Your task is to count the lines of the entries below that include the word "this" and to give only the resulting number.

[App and web page records]
****************************************
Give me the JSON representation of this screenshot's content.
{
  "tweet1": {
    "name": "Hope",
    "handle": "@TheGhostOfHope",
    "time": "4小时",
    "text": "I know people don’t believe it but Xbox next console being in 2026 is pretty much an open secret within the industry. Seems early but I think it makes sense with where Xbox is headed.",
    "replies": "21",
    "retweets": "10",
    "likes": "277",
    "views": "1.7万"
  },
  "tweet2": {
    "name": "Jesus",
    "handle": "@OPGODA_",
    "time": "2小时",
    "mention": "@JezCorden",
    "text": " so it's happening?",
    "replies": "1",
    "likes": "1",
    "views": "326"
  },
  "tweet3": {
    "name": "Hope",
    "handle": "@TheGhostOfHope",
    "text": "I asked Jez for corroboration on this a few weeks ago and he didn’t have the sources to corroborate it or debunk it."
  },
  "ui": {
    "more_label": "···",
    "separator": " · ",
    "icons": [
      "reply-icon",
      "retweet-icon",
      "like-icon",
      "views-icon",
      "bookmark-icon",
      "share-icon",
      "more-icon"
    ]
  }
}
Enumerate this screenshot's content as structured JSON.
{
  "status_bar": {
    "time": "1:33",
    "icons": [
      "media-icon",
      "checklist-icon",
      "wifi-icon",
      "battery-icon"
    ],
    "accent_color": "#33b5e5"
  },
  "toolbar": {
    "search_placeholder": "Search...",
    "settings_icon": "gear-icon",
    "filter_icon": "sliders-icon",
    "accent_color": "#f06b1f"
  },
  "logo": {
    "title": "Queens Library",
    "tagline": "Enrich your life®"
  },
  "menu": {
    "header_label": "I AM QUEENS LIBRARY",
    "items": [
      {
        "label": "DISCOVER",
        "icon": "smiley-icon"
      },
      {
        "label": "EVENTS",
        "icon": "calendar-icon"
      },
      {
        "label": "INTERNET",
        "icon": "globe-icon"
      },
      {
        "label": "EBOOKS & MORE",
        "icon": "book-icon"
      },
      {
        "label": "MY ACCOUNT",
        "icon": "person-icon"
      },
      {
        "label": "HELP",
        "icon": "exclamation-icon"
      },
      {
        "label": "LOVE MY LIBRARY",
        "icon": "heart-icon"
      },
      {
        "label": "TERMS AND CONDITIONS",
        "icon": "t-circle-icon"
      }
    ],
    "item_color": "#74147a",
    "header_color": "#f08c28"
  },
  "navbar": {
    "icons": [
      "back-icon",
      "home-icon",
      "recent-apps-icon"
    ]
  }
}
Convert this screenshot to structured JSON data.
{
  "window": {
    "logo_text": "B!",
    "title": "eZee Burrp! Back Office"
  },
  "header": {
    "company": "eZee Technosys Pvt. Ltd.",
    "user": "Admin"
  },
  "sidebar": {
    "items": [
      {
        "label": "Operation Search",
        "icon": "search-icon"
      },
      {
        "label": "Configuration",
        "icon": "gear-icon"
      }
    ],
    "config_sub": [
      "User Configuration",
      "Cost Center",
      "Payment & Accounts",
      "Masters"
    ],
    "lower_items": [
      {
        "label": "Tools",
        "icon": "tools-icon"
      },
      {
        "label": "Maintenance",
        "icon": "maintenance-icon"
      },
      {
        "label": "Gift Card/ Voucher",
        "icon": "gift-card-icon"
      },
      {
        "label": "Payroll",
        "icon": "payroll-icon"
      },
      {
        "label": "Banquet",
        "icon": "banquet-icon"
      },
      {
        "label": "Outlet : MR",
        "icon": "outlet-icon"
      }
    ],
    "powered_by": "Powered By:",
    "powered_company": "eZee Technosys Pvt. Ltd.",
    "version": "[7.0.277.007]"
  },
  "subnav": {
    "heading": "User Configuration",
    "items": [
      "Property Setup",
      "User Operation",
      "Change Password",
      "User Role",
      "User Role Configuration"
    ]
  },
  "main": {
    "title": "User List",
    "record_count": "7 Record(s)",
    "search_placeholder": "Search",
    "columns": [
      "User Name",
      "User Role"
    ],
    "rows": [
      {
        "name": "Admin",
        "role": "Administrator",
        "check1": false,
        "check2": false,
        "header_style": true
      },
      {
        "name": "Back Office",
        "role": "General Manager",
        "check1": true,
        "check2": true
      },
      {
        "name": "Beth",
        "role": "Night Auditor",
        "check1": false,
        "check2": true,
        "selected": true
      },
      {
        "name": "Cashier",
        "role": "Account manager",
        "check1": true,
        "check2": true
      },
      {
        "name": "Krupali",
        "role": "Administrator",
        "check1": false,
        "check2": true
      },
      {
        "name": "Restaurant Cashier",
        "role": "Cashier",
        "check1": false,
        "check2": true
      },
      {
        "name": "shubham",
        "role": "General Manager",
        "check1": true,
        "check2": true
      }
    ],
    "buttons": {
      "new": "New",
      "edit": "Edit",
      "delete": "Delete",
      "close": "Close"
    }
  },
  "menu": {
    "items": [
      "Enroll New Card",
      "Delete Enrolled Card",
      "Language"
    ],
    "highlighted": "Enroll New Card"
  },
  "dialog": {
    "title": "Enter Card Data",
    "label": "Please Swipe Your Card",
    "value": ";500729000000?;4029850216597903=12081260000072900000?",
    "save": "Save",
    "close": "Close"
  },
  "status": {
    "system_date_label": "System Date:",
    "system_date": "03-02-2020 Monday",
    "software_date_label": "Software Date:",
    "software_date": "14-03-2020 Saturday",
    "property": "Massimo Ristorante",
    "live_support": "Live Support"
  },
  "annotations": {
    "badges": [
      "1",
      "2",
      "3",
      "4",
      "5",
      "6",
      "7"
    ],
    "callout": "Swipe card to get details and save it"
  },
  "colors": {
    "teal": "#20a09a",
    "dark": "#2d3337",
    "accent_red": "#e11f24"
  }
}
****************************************
- **RESPONSE AREA**: 4